How many criminals do you know personally? Most of us would answer “none” – but there is a worrying trend for fraudulent activity to be performed either by the “first” or “second” party rather than some remote, unknown third party.
First-party fraud is essentially where the consumer uses either their own or a completely synthetic (fabricated) identity and sets out with the specific objective of leveraging that identity to access credit funds without any intent of payment. This intent differentiates a first-party fraudster from someone who becomes unable or unwilling to pay because of credit distress. Most first-party fraudsters will disappear and avoid all efforts at ensuing track and trace.
Second-party fraud is essentially where the consumer knows and trusts the perpetrator: a spouse, a friend, a family member, a work colleague, etc. This relationship is why those in the industry use the oxymoron “friendly fraud.” Sometimes the consumer has intentionally given this person access to authentication credentials or payment instruments in the past because of a level of trust between them, never thinking that this same person would go on to abuse that access and trust.

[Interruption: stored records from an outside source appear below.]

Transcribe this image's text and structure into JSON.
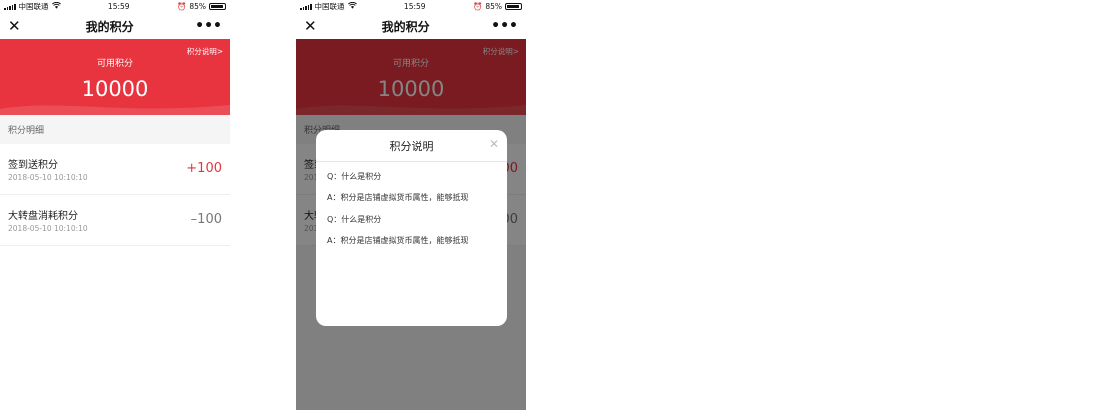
{
  "status_bar": {
    "carrier": "中国联通",
    "time": "15:59",
    "battery": "85%"
  },
  "navbar": {
    "title": "我的积分",
    "close_icon": "close-icon",
    "more_icon": "more-icon",
    "close_glyph": "✕",
    "more_glyph": "•••"
  },
  "points": {
    "label": "可用积分",
    "value": "10000",
    "explain_link": "积分说明>"
  },
  "details": {
    "section_title": "积分明细",
    "items": [
      {
        "name": "签到送积分",
        "time": "2018-05-10 10:10:10",
        "amount": "+100"
      },
      {
        "name": "大转盘消耗积分",
        "time": "2018-05-10 10:10:10",
        "amount": "–100"
      }
    ]
  },
  "modal": {
    "title": "积分说明",
    "close_glyph": "✕",
    "qa": [
      {
        "q": "Q：什么是积分",
        "a": "A：积分是店铺虚拟货币属性，能够抵现"
      },
      {
        "q": "Q：什么是积分",
        "a": "A：积分是店铺虚拟货币属性，能够抵现"
      }
    ]
  },
  "colors": {
    "accent": "#e8343f",
    "overlay": "rgba(0,0,0,0.48)"
  }
}
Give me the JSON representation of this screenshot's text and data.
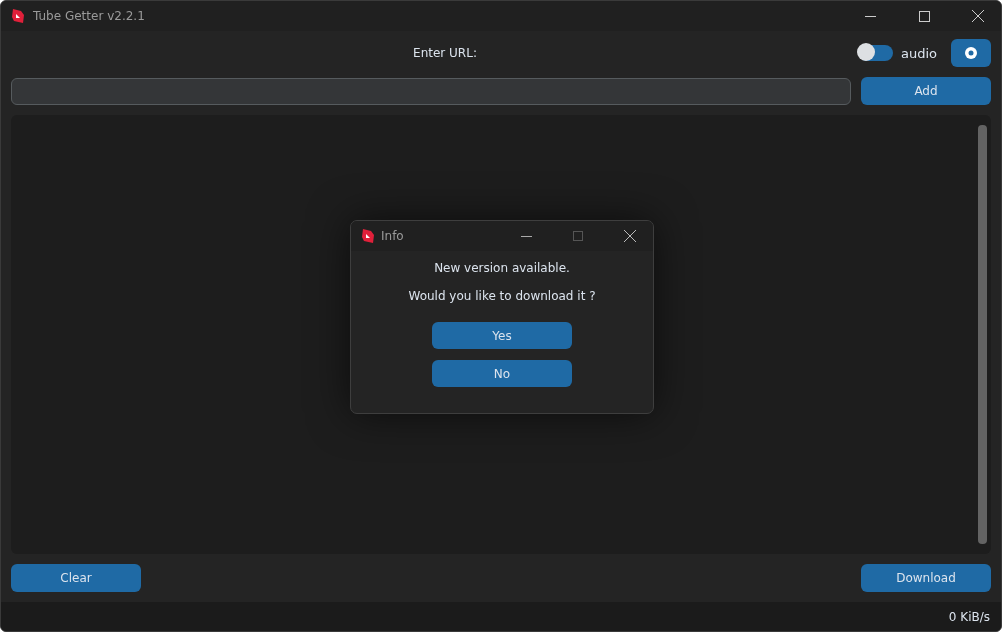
{
  "window": {
    "title": "Tube Getter v2.2.1"
  },
  "url_label": "Enter URL:",
  "audio_switch": {
    "label": "audio",
    "on": false
  },
  "add_button": "Add",
  "clear_button": "Clear",
  "download_button": "Download",
  "status_bar": {
    "speed": "0 KiB/s"
  },
  "dialog": {
    "title": "Info",
    "message": "New version available.",
    "question": "Would you like to download it ?",
    "buttons": [
      "Yes",
      "No"
    ]
  }
}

How many of us, for example, share passwords with our nearest and dearest, or even provide the likes of a payment card and PIN number to someone we know, so that they can make a withdrawal for us or fulfil a purchase? This is far more common than you might think, especially when it comes to a spouse, a teenage son or daughter, or a personal assistant at work.

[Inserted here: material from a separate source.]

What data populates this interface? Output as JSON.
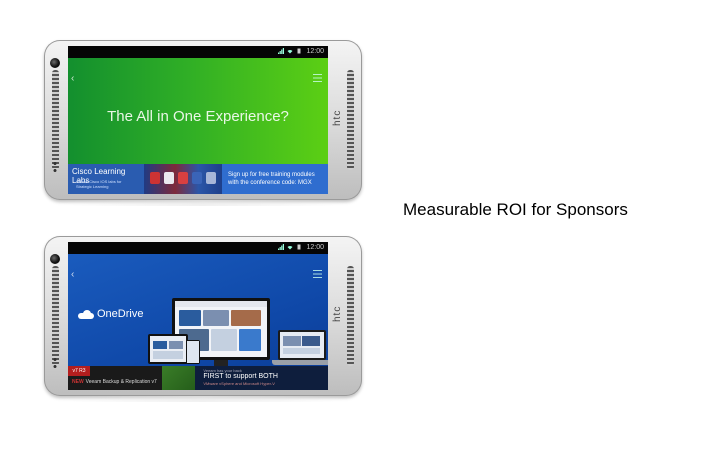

On other occasions, someone may just be familiar enough to use an account, without having been previously authorized or intentionally given personal passwords. Consider the child that knows where Mum or Dad keep their purse or wallet. Or the friend that knows their buddy’s regular and favorite password is a combination of their dog’s name and their post code.
For financial services institutions, first- and second-party abuse are especially challenging. Spotting and proving criminal intent, or broaching the subject of the consumer having been potentially duped by someone they know, is a risky business. Consumers will often be in shock and denial even when faced with an indelible audit trail, and can react angrily to any suggestion that they, or people they know and trust, were involved.

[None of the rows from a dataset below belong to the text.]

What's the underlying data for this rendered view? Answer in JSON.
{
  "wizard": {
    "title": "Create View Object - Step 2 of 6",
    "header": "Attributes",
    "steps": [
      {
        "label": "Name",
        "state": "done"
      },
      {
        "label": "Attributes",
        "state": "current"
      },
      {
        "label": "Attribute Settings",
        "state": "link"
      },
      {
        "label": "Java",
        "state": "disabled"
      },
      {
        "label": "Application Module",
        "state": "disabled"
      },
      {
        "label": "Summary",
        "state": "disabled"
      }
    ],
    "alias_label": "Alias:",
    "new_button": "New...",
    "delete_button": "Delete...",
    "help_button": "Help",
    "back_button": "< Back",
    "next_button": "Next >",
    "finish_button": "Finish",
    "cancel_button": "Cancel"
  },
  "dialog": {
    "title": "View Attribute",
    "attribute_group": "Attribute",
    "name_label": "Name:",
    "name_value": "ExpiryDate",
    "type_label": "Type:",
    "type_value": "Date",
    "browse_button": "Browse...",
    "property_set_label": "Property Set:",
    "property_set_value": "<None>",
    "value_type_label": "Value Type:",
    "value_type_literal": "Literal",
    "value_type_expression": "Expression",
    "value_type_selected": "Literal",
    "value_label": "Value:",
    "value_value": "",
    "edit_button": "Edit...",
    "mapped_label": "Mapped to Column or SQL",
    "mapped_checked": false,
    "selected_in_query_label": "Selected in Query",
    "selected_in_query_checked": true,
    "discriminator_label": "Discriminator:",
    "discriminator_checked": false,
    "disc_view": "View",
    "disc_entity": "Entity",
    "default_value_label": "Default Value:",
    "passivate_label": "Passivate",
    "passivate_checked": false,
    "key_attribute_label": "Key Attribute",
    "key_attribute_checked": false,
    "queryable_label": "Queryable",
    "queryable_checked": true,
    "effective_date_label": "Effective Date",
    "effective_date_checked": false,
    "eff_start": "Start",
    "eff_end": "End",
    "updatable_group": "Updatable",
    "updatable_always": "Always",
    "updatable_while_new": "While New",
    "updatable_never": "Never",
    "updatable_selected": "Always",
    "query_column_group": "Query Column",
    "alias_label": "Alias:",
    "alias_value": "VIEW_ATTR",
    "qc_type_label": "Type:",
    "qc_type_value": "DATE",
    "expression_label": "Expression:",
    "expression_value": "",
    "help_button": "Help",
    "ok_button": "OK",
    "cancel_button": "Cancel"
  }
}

Consumers can also be wary of revealing their own actions and naivety: Imagine being asked by your bank, after a case of fraud, “Have you ever allowed someone to have access to your card, or written down or revealed your PIN number?” Instinctively, everyone says, “No, of course not” for fear of criticism or reprisal — in fact, many people do exactly that.
People subject to “friendly fraud” may also be unwilling to report the abuse to the authorities or to allow a prosecution, even when they acknowledge the crime has taken place. Some, depending upon where they find themselves on the grief curve, will even attribute blame and responsibility for the monetary loss to the bank, refusing to pay back anything that their nearest and dearest may have accessed and used.
As ever, the best defense here is advanced consumer education. There is a very good reason why financial instruments and authentication credentials should be treated as secret and “like cash,” even when we are dealing with those that we know and trust. In my years at a bank, dealing with the aftermath of marital disputes, I lost count of the number of occasions where an aggrieved and estranged partner sought to leverage past authorized access to both joint and sole accounts to inflict some financial pain. Reprisal is only one potential motive for fraud, and we would all do well to remember that.
As Don Corleone in The Godfather taught us, “Keep your friends close and your enemies closer.” In other words, be very aware of those who might cause you harm. It’s good advice – especially when the line between friends and enemies blurs.